1999 Akustyčnyja kancerty kanca 20-ha stahodździa Acoustic Concerts at the End of the 20th Century West Records
2000 Samotnik Single West Records
2000 Try čarapachi Three Turtles West Records
2002 Dom kultury Palace of Culture West Records
2004 Spravazdača 1994–2004 Report of 1994–2004 West Records
2007 06 06
2013 Д.П.Б.Ч. D.P.B.C. PetePaff Inc.

Other projects[edit]

  • Peśniarok (1997), tribute to Pesniary
  • Narodny albom (Folk Album) (1997)
  • Serca Eǔropy in rock (Heart of Europe in Rock) (2001)
  • Personal Depeche (2002), Belarusian tribute to Depeche Mode
  • Generały ajčynnaha roku (Generals of Domestic Rock) (2004)
  • NiezałežnyJa (IndependentMe) (2008)

Line-up[edit]

Oleg Demidovich
  • Yury Levkov - lead vocals (since 2010), bass
  • Pete Pavlov - guitar (since 1993)
  • Oleg Demidovich - drums

Past members[edit]

  • Lavon Volsky - lead vocals, keyboards, guitars (1981–2010)
  • Vladimir Davidovsky - guitar (1981–1989)
  • Sergei Loskutov - rhythm guitar (1981)
  • Benedict Konev-Petushkovich - guitar (1989–1992)
  • Oleg Pipin - guitar (1992)
  • Leonid Shirin - guitar (June–September 1992)
  • Viktor Shot - guitar (September 1992–1993)
  • Yury Tsyankevich - percussion (1992–1994)
  • Viktor Smolsky - guitar (1993)

Timeline[edit]

Popular culture[edit]

The band appeared during one of their concerts at an opposition rally in 2006, which was featured in the documentary, A Lesson of Belarusian

References[edit]

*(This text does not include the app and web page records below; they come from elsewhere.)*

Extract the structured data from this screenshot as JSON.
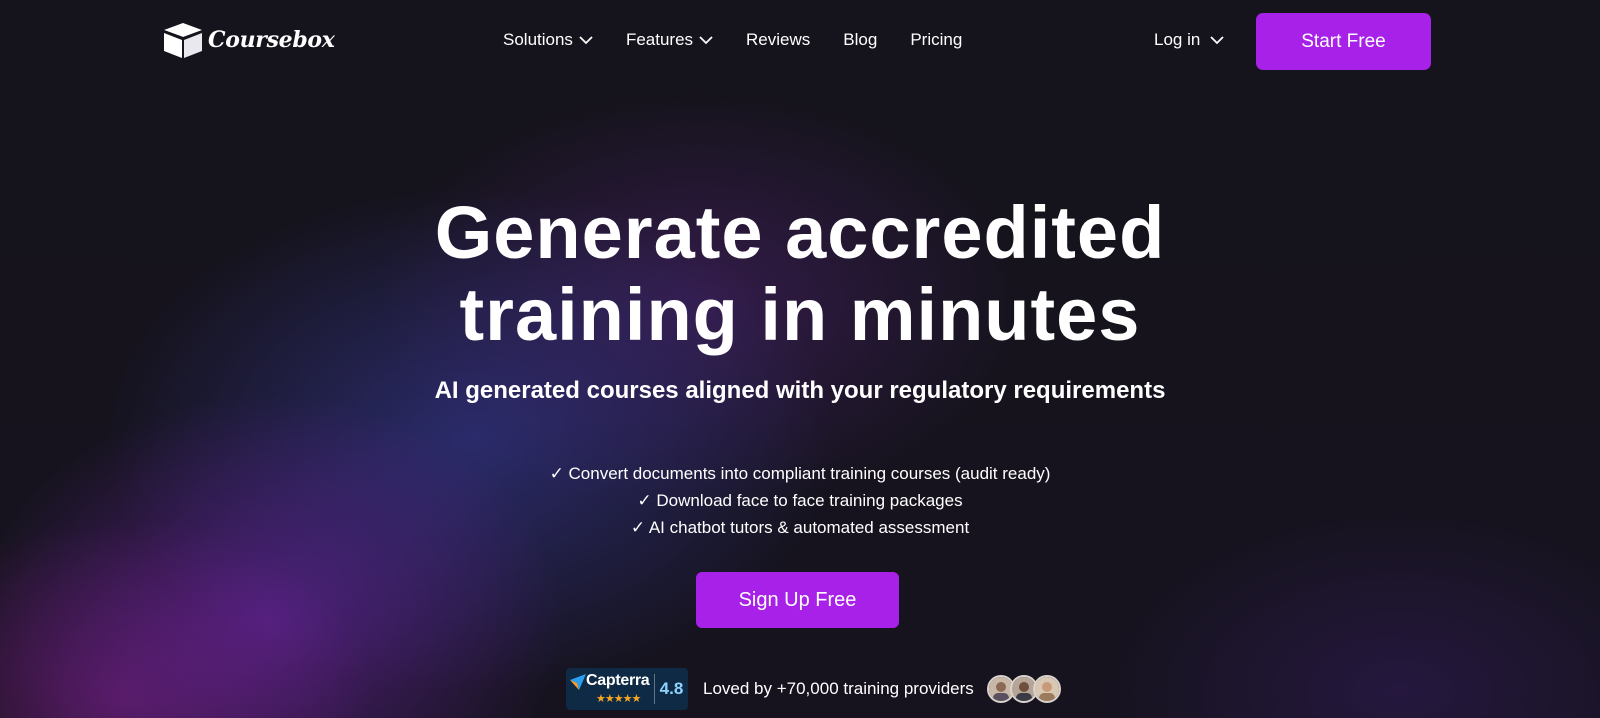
{
  "nav": {
    "logo_text": "Coursebox",
    "items": [
      {
        "label": "Solutions",
        "has_dropdown": true
      },
      {
        "label": "Features",
        "has_dropdown": true
      },
      {
        "label": "Reviews",
        "has_dropdown": false
      },
      {
        "label": "Blog",
        "has_dropdown": false
      },
      {
        "label": "Pricing",
        "has_dropdown": false
      }
    ],
    "login_label": "Log in",
    "start_label": "Start Free"
  },
  "hero": {
    "title_line1": "Generate accredited",
    "title_line2": "training in minutes",
    "subtitle": "AI generated courses aligned with your regulatory requirements",
    "features": [
      "✓ Convert documents into compliant training courses (audit ready)",
      "✓ Download face to face training packages",
      "✓ AI chatbot tutors & automated assessment"
    ],
    "cta_label": "Sign Up Free"
  },
  "rating": {
    "badge_name": "Capterra",
    "badge_score": "4.8",
    "stars": 5,
    "loved_text": "Loved by +70,000 training providers"
  },
  "colors": {
    "accent": "#a821e8",
    "background": "#14121c",
    "capterra_bg": "#0f2a44",
    "star": "#f5a623"
  },
  "icons": [
    "coursebox-box-logo-icon",
    "chevron-down-icon",
    "capterra-arrow-icon",
    "star-icon",
    "avatar"
  ]
}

Bibliography[edit]

  • Viktar Dziatlikovič. Ich Mroja, ich NRM. Minsk: Sučasny litaratar, 2005.

External links[edit]